Task
Pick out every line of the entries below where "name" occurs, and copy those lines.

Data for analysis
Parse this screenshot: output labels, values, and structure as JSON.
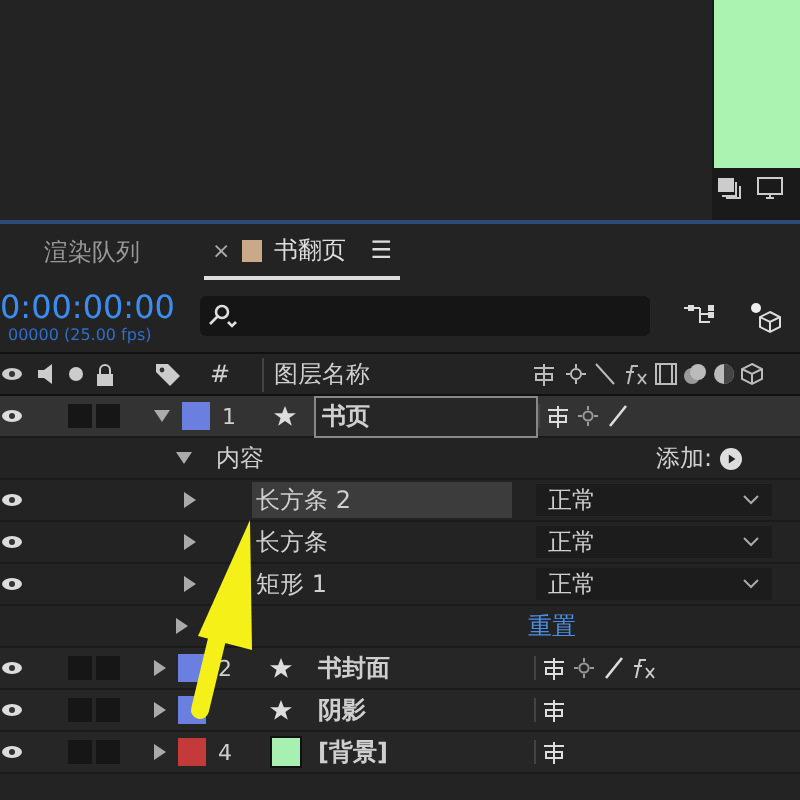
{
  "tabs": [
    {
      "label": "渲染队列",
      "selected": false
    },
    {
      "label": "书翻页",
      "selected": true,
      "close": "×",
      "menu": "☰"
    }
  ],
  "timecode": "0:00:00:00",
  "frame_info": "00000 (25.00 fps)",
  "header": {
    "number": "#",
    "name": "图层名称"
  },
  "add_label": "添加:",
  "reset_label": "重置",
  "rows": [
    {
      "kind": "layer",
      "number": "1",
      "name": "书页",
      "color": "#6a7fe0",
      "expanded": true,
      "selected": true,
      "switches": [
        {
          "kind": "shy"
        },
        {
          "kind": "collapse"
        },
        {
          "kind": "quality"
        }
      ],
      "star": true
    },
    {
      "kind": "group",
      "name": "内容",
      "expanded": true
    },
    {
      "kind": "property",
      "name": "长方条 2",
      "mode": "正常",
      "selected": true
    },
    {
      "kind": "property",
      "name": "长方条",
      "mode": "正常",
      "selected": false
    },
    {
      "kind": "property",
      "name": "矩形 1",
      "mode": "正常",
      "selected": false
    },
    {
      "kind": "transform"
    },
    {
      "kind": "layer",
      "number": "2",
      "name": "书封面",
      "color": "#6a7fe0",
      "expanded": false,
      "selected": false,
      "switches": [
        {
          "kind": "shy"
        },
        {
          "kind": "collapse"
        },
        {
          "kind": "quality"
        },
        {
          "kind": "fx"
        }
      ],
      "star": true
    },
    {
      "kind": "layer",
      "name": "阴影",
      "color": "#6a7fe0",
      "expanded": false,
      "selected": false,
      "switches": [
        {
          "kind": "shy"
        }
      ],
      "star": true
    },
    {
      "kind": "layer",
      "number": "4",
      "name": "[背景]",
      "color": "#c43a3a",
      "expanded": false,
      "selected": false,
      "switches": [
        {
          "kind": "shy"
        }
      ],
      "star": false,
      "solid": true
    }
  ]
}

Answer section
    "name": "图层名称"
      "name": "书页",
      "name": "内容",
      "name": "长方条 2",
      "name": "长方条",
      "name": "矩形 1",
      "name": "书封面",
      "name": "阴影",
      "name": "[背景]",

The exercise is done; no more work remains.